Photo Essay: Ephesus
Wake Forest University
Ephesus is located in the western part of Asia Minor, 680 kilometers south of Istanbul along the Aegean Coast of modern-day Turkey. The excavation site of the ancient city lies five kilometers outside of the modern city of Selçuk. The Athenians first colonized the area around Ephesus in the tenth century BCE. By the time of Alexander the Great, a well-established temple to Cybele/Artemis anchored the city's religious, political, and economic life. Lysimachus, one of Alexander's generals, moved the city away from the Artemis temple to the western slope of the Panayırdağ in the third century CE where it remained until its decline after the sixth century CE. The modern excavation site is concentrated around Lysimachus’ new city which encompassed two hills, the Panayırdağ and the Bülbüldağ. The valley between them creates one of the main roads connecting the governmental center of the city (Upper Agora) with the civic (Triodos) and commercial centers (Tetragonos Agora and Harbor) of the city.
When the Pergamene kingdom was bequeathed to Rome in 133 BCE, the city did not fully welcome Roman rule. After paying a significant tribute to Rome for siding with Antony, Augustus named it the new provincial capital of Asia in 27 BCE. During the next three centuries, the city was a trade center in the eastern Empire and as a center for the cult of the Roman emperors. By the fourth century, Ephesus became a place of Christian pilgrimage, erecting monuments to the communal memory of early Christian figures, including John, Luke, Paul, and Thekla.

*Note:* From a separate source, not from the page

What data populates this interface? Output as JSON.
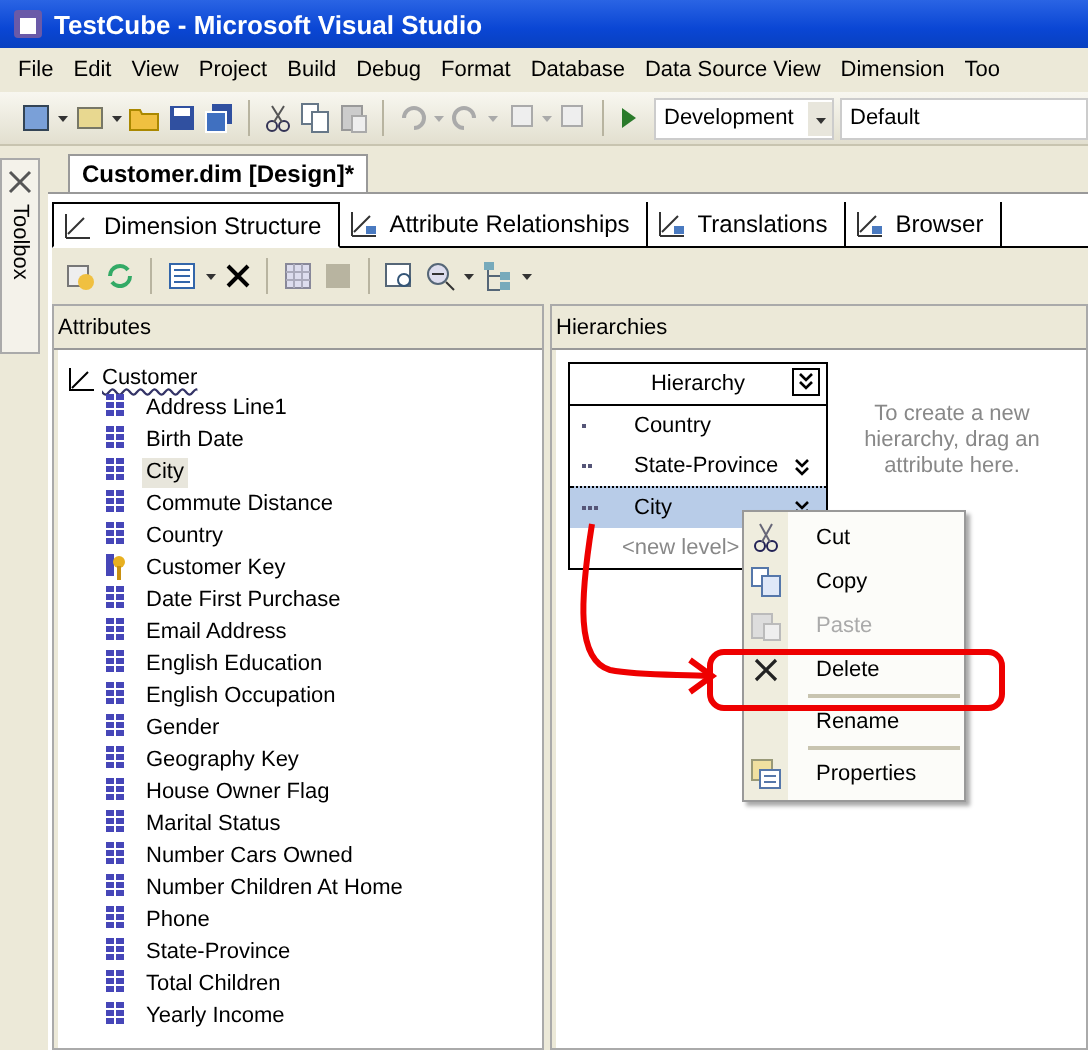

Over the next few centuries the city slowly fell into decline, the harbor silted up, and earthquakes destroyed much infrastructure. It was largely deserted by the tenth century CE.